It is not only about rage and resentment, and how some have come to see them as virtues, as an emblem of rightness. I feel so much, therefore my views are correct and must prevail. It is about something so obvious it is almost embarrassing to state. Free speech means hearing things you like and agree with, and it means allowing others to speak whose views you do not like or agree with. This–listening to the other person with respect and forbearance, and with an acceptance of human diversity–is the price we pay for living in a great democracy. And it is a really low price for such a great thing.
We all know this, at least in the abstract. Why are so many forgetting it in the particular?
Let us be more pointed. Students, stars, media movers, academics: They are always saying they want debate, but they don’t. They want their vision imposed. They want to win. And if the win doesn’t come quickly, they’ll rush the stage, curse you out, attempt to intimidate.
And they don’t always recognize themselves to be bullying. So full of their righteousness are they that they have lost the ability to judge themselves and their manner.
And all this continues to come more from the left than the right in America.

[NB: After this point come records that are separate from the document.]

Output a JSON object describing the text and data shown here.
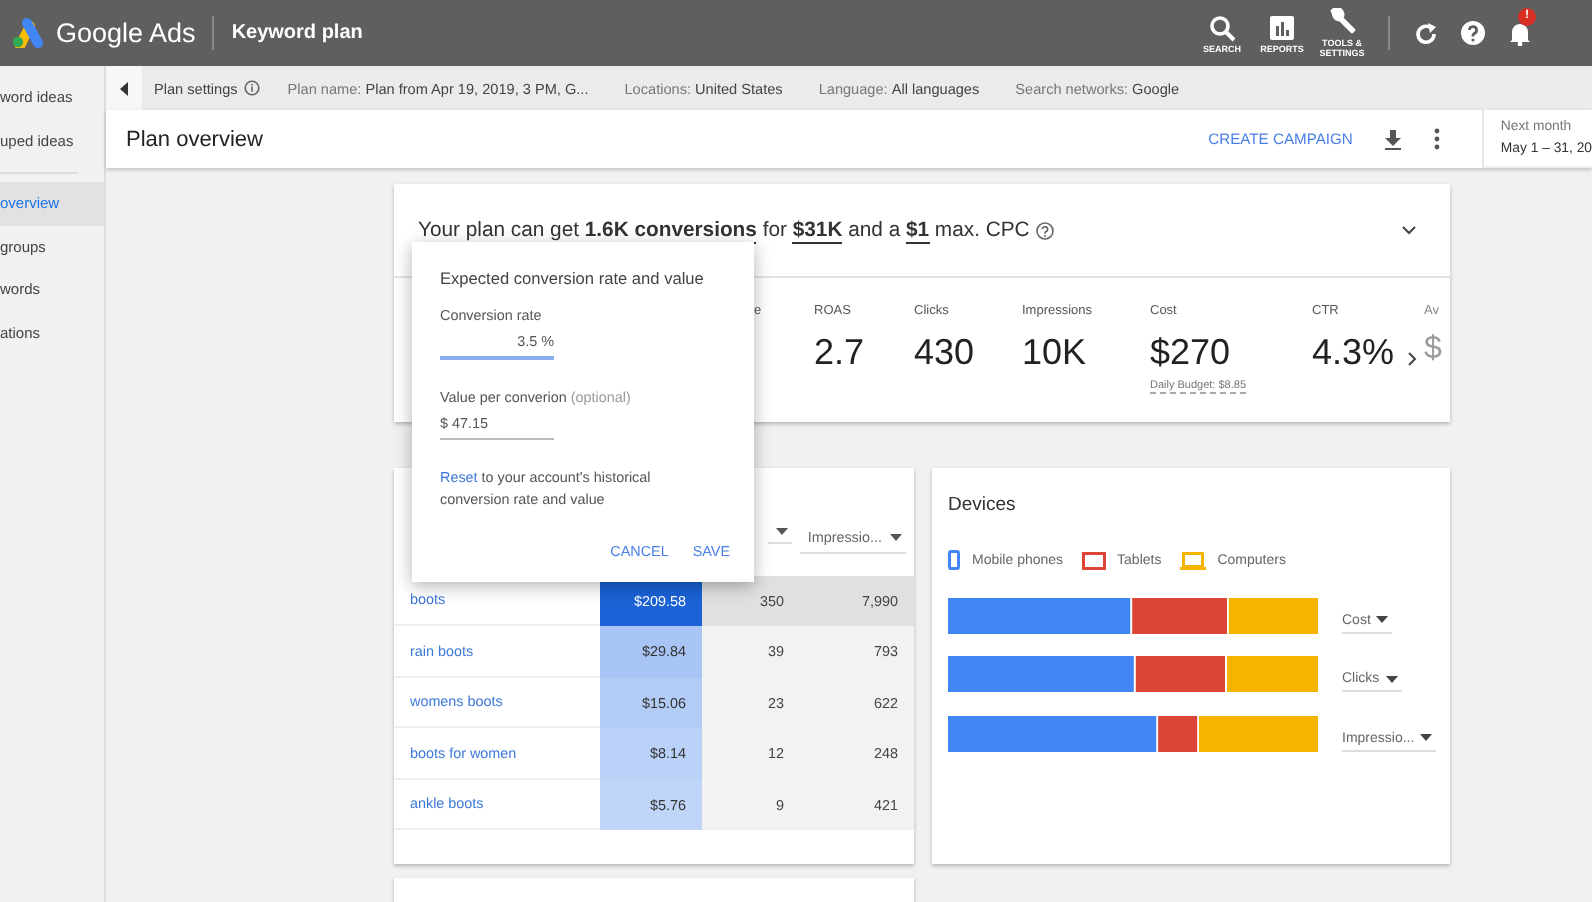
{
  "app_bar": {
    "product": "Google Ads",
    "page_title": "Keyword plan",
    "tools": [
      {
        "kind": "search",
        "label": "SEARCH"
      },
      {
        "kind": "reports",
        "label": "REPORTS"
      },
      {
        "kind": "tools",
        "label": "TOOLS &\nSETTINGS"
      }
    ],
    "notification_badge": "!"
  },
  "sidebar": {
    "sections": [
      {
        "items": [
          {
            "label": "word ideas",
            "selected": false
          },
          {
            "label": "uped ideas",
            "selected": false
          }
        ]
      },
      {
        "items": [
          {
            "label": "overview",
            "selected": true
          },
          {
            "label": "groups",
            "selected": false
          },
          {
            "label": "words",
            "selected": false
          },
          {
            "label": "ations",
            "selected": false
          }
        ]
      }
    ]
  },
  "plan_settings": {
    "title": "Plan settings",
    "items": [
      {
        "label": "Plan name:",
        "value": "Plan from Apr 19, 2019, 3 PM, G..."
      },
      {
        "label": "Locations:",
        "value": "United States"
      },
      {
        "label": "Language:",
        "value": "All languages"
      },
      {
        "label": "Search networks:",
        "value": "Google"
      }
    ]
  },
  "header": {
    "title": "Plan overview",
    "action": "CREATE CAMPAIGN",
    "date_label": "Next month",
    "date_range": "May 1 – 31, 20"
  },
  "summary": {
    "headline": "Your plan can get **1.6K conversions** for **$31K** and a **$1** max. CPC",
    "metrics": [
      {
        "label": "e",
        "faded": false
      },
      {
        "label": "ROAS",
        "value": "2.7",
        "faded": false
      },
      {
        "label": "Clicks",
        "value": "430",
        "faded": false
      },
      {
        "label": "Impressions",
        "value": "10K",
        "faded": false
      },
      {
        "label": "Cost",
        "value": "$270",
        "note": "Daily Budget: $8.85",
        "faded": false
      },
      {
        "label": "CTR",
        "value": "4.3%",
        "faded": false
      },
      {
        "label": "Av",
        "value": "$",
        "faded": true
      }
    ]
  },
  "conversion_popup": {
    "title": "Expected conversion rate and value",
    "fields": [
      {
        "label": "Conversion rate",
        "value": "3.5 %",
        "focused": true
      },
      {
        "label": "Value per converion",
        "hint": "(optional)",
        "value": "$ 47.15",
        "focused": false
      }
    ],
    "reset_link": "Reset",
    "reset_text": "to your account's historical conversion rate and value",
    "buttons": [
      "CANCEL",
      "SAVE"
    ]
  },
  "keywords": {
    "header": [
      {
        "kind": "caret"
      },
      {
        "kind": "labeled",
        "label": "Impressio..."
      }
    ],
    "rows": [
      {
        "keyword": "boots",
        "cost": "$209.58",
        "color": "#1a62d6",
        "clicks": "350",
        "impressions": "7,990",
        "selected": true
      },
      {
        "keyword": "rain boots",
        "cost": "$29.84",
        "color": "#a8c5f5",
        "clicks": "39",
        "impressions": "793",
        "selected": false
      },
      {
        "keyword": "womens boots",
        "cost": "$15.06",
        "color": "#b2ccf6",
        "clicks": "23",
        "impressions": "622",
        "selected": false
      },
      {
        "keyword": "boots for women",
        "cost": "$8.14",
        "color": "#bad2f8",
        "clicks": "12",
        "impressions": "248",
        "selected": false
      },
      {
        "keyword": "ankle boots",
        "cost": "$5.76",
        "color": "#c0d6f9",
        "clicks": "9",
        "impressions": "421",
        "selected": false
      }
    ]
  },
  "devices": {
    "title": "Devices",
    "legend": [
      {
        "kind": "phone",
        "label": "Mobile phones",
        "color": "#4285f4"
      },
      {
        "kind": "tablet",
        "label": "Tablets",
        "color": "#db4437"
      },
      {
        "kind": "laptop",
        "label": "Computers",
        "color": "#f4b400"
      }
    ],
    "metrics": [
      "Cost",
      "Clicks",
      "Impressio..."
    ]
  }
}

You see, just as in England, the vocal on the Left trumpet the fact that they’re all about “caring and tolerant attitude[s] towards people,” except that they’re not. Any deviation from their norm (and you can define their norm however you wish), results in violent and comprehensive efforts to silence that deviation. For those of you familiar with Madeline L’Engle’s “A Wrinkle in Time,” you should be reminded of that far away planet, overtaken by evil, in which “It” forces all of the planet’s citizens to think and speak a single way, or suffer severe punishment and reeducation. I certainly know I’m reminded of that cold, dark, drab place, and it makes me shudder to think it may one day be my home.